"Atlas V is a highly reliable launch vehicle, and provides the right level of performance, capacity and dependability we need to begin our large-scale deployment," Amazon said in its blog post announcing the deal, which comes less than a year after Amazon won approval from the Federal Communications Commission to launch thousands of satellites into orbit.
"We're determined to make affordable broadband a reality for customers and communities around the world," said Amazon founder and CEO Jeff Bezos. "ULA is a fantastic partner that's successfully launched dozens of missions for commercial and government customers, and we're grateful for their support of Kuiper."
Locating local internet providers
Project Kuiper -- which is a separate entity from the private, Jeff Bezos-led space venture Blue Origin -- notes that it will ultimately require multiple launch partners in order to meet its goal of launching more than 3,200 satellites into orbit.
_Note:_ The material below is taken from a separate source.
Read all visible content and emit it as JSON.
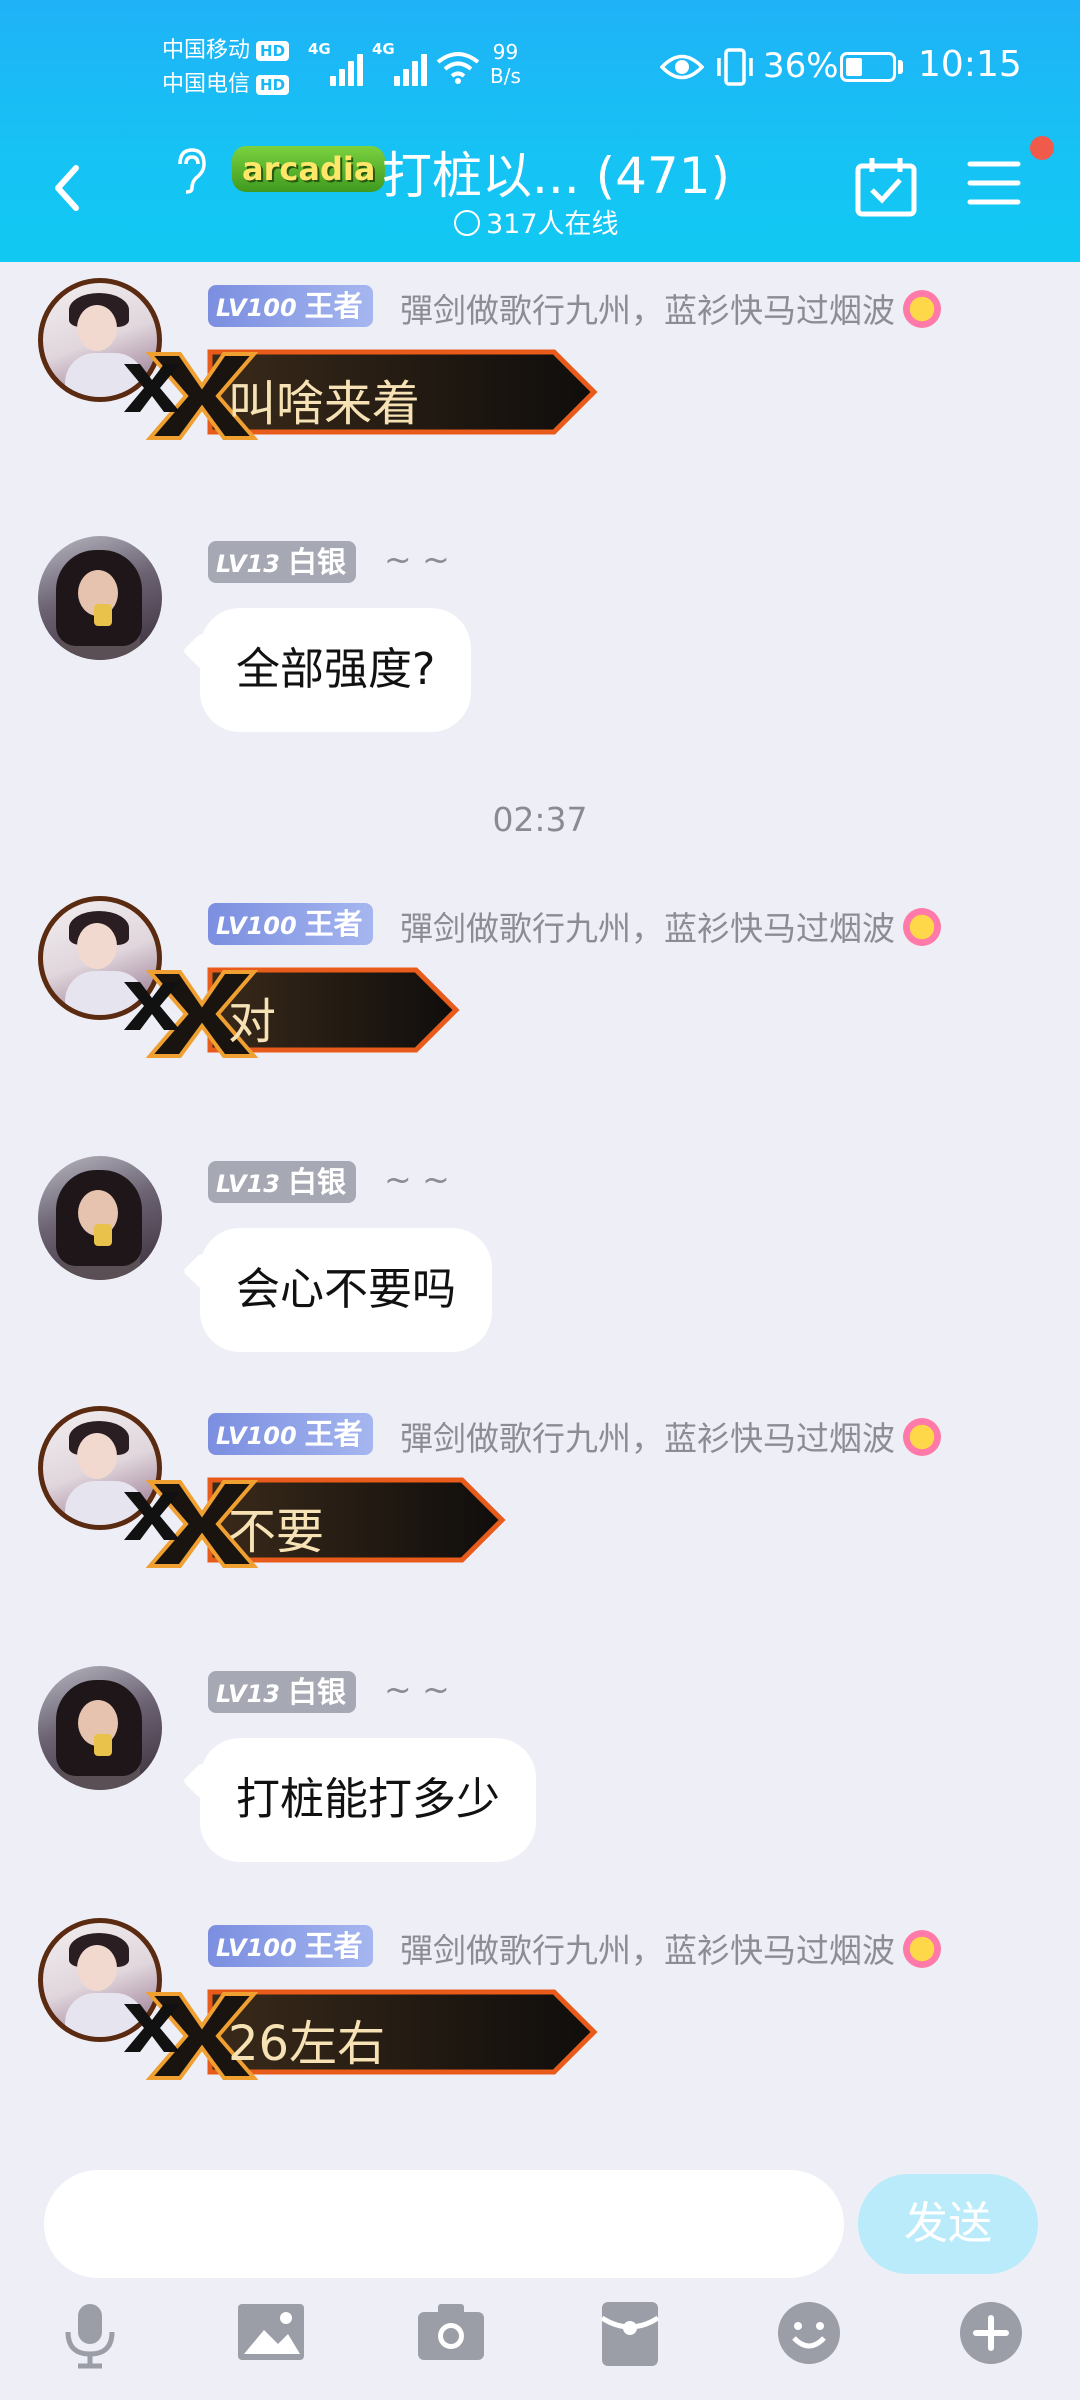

The company's end goal is the formation of a "constellation" of satellites capable of transmitting an internet connection of up to 400Mbps to homes and businesses equipped with an antenna that can receive the signal.
"We've designed our satellites and dispenser system to accommodate multiple launch vehicles," said Rajeev Badyal, Project Kuiper's VP of technology. "This gives us the flexibility to use many different rockets and providers to launch our satellite system."